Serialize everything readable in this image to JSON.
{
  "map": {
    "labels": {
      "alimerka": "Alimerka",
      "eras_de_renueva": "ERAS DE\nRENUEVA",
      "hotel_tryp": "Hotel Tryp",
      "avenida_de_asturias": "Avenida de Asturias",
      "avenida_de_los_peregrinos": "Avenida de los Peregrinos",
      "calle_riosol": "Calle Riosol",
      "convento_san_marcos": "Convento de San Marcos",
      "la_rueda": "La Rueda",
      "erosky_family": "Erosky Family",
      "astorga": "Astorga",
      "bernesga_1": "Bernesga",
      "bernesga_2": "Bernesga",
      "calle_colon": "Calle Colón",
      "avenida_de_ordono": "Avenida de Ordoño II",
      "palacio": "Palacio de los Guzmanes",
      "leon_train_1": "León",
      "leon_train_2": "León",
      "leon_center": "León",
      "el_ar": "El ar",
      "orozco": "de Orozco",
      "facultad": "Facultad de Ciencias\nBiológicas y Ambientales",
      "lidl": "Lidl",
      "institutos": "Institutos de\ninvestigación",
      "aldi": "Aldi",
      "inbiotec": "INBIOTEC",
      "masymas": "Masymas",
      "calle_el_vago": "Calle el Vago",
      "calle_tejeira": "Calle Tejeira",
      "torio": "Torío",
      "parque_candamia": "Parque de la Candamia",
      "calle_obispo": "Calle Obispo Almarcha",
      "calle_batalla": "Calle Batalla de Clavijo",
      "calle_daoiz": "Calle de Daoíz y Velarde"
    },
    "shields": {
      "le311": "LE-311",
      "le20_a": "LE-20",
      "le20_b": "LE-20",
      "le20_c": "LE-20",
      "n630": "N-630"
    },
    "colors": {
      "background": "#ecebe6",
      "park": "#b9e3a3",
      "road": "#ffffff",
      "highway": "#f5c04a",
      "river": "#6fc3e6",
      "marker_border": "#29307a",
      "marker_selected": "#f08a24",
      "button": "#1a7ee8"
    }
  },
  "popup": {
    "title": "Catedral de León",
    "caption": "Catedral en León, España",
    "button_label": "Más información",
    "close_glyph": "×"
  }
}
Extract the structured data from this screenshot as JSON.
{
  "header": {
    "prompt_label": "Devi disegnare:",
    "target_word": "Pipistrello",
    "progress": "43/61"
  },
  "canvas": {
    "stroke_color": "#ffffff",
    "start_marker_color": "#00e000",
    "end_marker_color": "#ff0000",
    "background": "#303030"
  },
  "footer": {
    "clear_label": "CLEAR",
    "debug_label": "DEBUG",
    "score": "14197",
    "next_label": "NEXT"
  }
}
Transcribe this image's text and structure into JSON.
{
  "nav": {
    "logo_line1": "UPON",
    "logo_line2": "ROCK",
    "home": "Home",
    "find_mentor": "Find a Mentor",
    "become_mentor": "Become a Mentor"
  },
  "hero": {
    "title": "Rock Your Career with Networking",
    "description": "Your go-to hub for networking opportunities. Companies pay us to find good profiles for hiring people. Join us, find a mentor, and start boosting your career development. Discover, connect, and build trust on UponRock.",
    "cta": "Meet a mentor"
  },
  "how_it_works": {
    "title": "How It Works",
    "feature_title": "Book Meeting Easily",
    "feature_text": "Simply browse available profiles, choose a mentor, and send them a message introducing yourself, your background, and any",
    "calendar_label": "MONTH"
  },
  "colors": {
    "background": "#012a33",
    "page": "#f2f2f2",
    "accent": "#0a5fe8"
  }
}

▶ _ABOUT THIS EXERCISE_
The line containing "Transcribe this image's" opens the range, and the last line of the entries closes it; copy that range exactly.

▶ _YOUR RESPONSE_
Transcribe this image's text and structure into JSON.
{
  "nav": {
    "logo_line1": "UPON",
    "logo_line2": "ROCK",
    "home": "Home",
    "find_mentor": "Find a Mentor",
    "become_mentor": "Become a Mentor"
  },
  "hero": {
    "title": "Rock Your Career with Networking",
    "description": "Your go-to hub for networking opportunities. Companies pay us to find good profiles for hiring people. Join us, find a mentor, and start boosting your career development. Discover, connect, and build trust on UponRock.",
    "cta": "Meet a mentor"
  },
  "how_it_works": {
    "title": "How It Works",
    "feature_title": "Book Meeting Easily",
    "feature_text": "Simply browse available profiles, choose a mentor, and send them a message introducing yourself, your background, and any",
    "calendar_label": "MONTH"
  },
  "colors": {
    "background": "#012a33",
    "page": "#f2f2f2",
    "accent": "#0a5fe8"
  }
}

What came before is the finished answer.